Therefore, I would that ye should know, that after the Lord had shown so many marvelous things unto my father, Lehi, yea, concerning the destruction of Jerusalem, behold he went forth among the people, and began to prophesy and to declare unto them concerning the things which he had both seen and heard.
And it came to pass that the Jews did mock him because of the things which he testified of them; for he truly testified of their wickedness and their abominations; and he testified that the things which he saw and heard, and also the things which he read in the book, manifested plainly of the coming of a Messiah, and also the redemption of the world.
And when the Jews heard these things they were angry with him; yea, even as with the prophets of old, whom they had cast out, and stoned, and slain; and they also sought his life, that they might take it away. (1 Nephi 1:18-20; emphasis mine)

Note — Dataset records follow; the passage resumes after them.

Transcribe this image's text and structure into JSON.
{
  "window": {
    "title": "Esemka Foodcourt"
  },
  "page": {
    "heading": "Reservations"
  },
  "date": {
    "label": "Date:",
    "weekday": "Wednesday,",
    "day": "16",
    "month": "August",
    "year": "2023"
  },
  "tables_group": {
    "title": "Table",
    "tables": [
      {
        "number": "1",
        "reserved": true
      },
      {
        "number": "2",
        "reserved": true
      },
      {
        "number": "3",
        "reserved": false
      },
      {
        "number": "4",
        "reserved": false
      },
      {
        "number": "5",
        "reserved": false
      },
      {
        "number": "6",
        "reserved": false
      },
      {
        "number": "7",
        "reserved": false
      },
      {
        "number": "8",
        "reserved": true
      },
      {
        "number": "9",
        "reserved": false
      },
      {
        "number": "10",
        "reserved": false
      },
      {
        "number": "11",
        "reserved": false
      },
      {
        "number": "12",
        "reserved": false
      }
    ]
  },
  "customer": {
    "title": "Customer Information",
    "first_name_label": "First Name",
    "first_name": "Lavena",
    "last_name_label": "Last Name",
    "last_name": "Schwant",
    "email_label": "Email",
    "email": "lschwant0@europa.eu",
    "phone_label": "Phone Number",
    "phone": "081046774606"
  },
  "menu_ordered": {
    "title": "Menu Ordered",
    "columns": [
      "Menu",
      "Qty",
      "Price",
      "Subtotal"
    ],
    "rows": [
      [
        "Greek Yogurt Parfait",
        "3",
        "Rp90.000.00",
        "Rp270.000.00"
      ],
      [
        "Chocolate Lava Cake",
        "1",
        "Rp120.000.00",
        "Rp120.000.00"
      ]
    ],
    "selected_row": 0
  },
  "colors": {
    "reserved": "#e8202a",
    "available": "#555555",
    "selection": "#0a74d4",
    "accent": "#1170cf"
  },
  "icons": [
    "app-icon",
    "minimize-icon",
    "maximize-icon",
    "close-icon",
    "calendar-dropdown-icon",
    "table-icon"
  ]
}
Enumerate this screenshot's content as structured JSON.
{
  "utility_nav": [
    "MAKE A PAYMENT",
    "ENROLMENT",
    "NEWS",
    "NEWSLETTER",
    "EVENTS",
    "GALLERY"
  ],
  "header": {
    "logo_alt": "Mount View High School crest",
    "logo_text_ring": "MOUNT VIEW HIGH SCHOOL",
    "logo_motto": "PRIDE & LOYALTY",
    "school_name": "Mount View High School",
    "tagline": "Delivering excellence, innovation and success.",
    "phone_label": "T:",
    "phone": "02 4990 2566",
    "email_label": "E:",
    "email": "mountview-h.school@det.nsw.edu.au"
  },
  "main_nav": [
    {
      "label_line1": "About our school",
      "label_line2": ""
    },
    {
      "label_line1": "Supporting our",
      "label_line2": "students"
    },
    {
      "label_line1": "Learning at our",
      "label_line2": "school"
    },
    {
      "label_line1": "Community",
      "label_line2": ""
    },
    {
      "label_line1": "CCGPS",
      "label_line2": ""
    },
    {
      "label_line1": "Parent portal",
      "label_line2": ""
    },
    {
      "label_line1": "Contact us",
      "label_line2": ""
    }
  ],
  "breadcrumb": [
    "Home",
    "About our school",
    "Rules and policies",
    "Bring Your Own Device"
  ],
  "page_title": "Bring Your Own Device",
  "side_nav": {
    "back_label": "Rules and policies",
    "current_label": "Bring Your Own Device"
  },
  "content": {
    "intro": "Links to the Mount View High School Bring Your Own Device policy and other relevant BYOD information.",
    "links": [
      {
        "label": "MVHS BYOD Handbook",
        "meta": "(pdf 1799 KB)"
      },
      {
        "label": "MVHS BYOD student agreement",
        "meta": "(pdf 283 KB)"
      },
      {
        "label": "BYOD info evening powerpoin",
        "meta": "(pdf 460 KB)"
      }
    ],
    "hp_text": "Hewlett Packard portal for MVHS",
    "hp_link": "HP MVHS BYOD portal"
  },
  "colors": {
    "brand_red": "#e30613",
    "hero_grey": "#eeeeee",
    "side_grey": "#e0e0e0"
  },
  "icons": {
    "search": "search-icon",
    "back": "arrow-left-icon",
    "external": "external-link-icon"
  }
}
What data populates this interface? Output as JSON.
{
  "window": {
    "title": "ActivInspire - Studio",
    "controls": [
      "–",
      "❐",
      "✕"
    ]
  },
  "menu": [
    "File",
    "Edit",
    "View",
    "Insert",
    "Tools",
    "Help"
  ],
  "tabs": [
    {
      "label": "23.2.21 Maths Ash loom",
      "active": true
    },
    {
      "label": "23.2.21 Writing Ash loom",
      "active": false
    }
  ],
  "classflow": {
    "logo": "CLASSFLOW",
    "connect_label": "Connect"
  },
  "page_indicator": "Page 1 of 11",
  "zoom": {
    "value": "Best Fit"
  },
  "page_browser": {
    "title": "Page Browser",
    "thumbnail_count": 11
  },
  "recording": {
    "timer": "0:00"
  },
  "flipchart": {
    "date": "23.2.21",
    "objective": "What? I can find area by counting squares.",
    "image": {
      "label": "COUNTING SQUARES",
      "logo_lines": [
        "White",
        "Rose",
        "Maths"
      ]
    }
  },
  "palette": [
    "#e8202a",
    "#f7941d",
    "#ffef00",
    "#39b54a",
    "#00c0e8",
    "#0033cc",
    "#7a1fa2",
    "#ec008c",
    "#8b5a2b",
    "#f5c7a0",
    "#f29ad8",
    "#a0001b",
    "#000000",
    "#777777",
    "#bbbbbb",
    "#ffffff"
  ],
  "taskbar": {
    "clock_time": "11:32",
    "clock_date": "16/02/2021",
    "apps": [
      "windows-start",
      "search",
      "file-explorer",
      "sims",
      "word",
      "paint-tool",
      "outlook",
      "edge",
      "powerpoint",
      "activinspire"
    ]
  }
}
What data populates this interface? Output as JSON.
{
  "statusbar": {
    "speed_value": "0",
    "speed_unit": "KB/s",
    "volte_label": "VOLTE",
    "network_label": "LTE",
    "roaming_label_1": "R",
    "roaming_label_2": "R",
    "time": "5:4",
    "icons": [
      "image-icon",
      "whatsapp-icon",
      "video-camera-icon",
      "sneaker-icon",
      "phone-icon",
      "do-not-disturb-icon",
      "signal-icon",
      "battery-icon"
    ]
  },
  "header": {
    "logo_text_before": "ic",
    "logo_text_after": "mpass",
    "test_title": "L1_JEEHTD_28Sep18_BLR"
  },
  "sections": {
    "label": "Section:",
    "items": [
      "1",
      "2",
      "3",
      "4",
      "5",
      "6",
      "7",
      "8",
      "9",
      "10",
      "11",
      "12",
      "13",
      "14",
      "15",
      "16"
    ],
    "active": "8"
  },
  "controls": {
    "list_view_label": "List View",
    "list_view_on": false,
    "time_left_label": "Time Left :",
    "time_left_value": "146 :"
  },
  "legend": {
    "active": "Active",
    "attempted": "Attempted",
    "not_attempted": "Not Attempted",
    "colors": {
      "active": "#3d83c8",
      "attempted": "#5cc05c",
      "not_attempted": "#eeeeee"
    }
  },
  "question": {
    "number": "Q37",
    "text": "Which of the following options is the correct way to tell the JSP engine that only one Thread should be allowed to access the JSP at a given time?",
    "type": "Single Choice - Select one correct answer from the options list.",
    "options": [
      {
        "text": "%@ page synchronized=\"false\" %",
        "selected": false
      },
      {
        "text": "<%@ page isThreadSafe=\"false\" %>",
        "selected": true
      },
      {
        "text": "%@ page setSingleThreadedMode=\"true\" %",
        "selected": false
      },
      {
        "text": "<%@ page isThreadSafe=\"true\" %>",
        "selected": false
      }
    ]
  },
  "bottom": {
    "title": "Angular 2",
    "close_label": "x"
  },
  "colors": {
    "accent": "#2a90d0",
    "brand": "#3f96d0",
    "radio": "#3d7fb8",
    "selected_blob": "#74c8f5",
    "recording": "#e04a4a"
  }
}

A careful reading of the verses, which I had overlooked for years in the dozens of times reading the first chapter of Nephi, shows the Jews mocking the prophet Lehi when he testified of their destruction. It wasn’t until Lehi prophesied of Christ that they became angry to the point of wanting to kill him. Think about that for a moment.
The last couple of weeks have been interesting in that I’ve seen increasing angst over my online presence and against those who share my worldview. I have become accustomed to ignoring the cries of outright enemies of the Church – they are ever-increasing in number and hostility as the world turns more and more secular and those with a faith-based worldview are constantly in the line of fire. What is disturbing to me is when fellow Latter-day Saints express their desire for me to shut up. I’ve been pondering and asking myself why.
I’ve come to a hypothesis recently that I’d like to explain. I had a friend in second grade come up to me and ask, “Are you a Mormon?” I was in a bit of shock that I would be asked such a question in school. I whispered shyly that I was and watched as he walked around the classroom asking everyone the same question. It made me very uncomfortable. It was something I got over, apparently, as I’ve been on the other end of similar conversations at work, at school, and in every other situation imaginable. The look of terror in other people’s faces when religion is brought up publicly. The world has won by making the sharing of one’s beliefs taboo. So much for the First Amendment.
Now what happens is even those who supposedly believe in the same things you do become upset, even angry, at the mention of Christ in the public square. “You’re making the Church look bad!!!” they screech at the top of their lungs. How? By proclaiming my beliefs openly? The same beliefs that can be found in any Church source? By not shutting up? By not laying down and letting the world win? There’s a reason why we hear missionary messages during Conference every six months: we stink at opening our mouths. For most, it is considered rude and impolite to bring up the name of our Savior. Some are afraid of the anger his name invokes…while others are incited to anger themselves at hearing public testimony. Is it because of the shame they have in their own beliefs? Are they upset that they could be associated with a religion the world despises?
Newsflash to the easily discomforted: The world already thinks we’re weird. The world already despises us. The world is increasingly incited to anger simply for invoking faith, religion, the name of Christ. Openly embracing our faith doesn’t make it look bad, but it sets us apart as a light for others desperately looking through the midst of darkness. They won’t find us by our adapting to the world. Stand out or soon it won’t be long until you’re not just watching the stone-throwers idly, but actively throwing stones, too.
- Come, Follow Me—For Individuals and Families: Book of Mormon 2020, January 6-12.
- “Sustaining the Prophets” -Elder Russell M. Nelson, October 2014
- “Murmur Not” -Elder Neal A. Maxwell, October 1989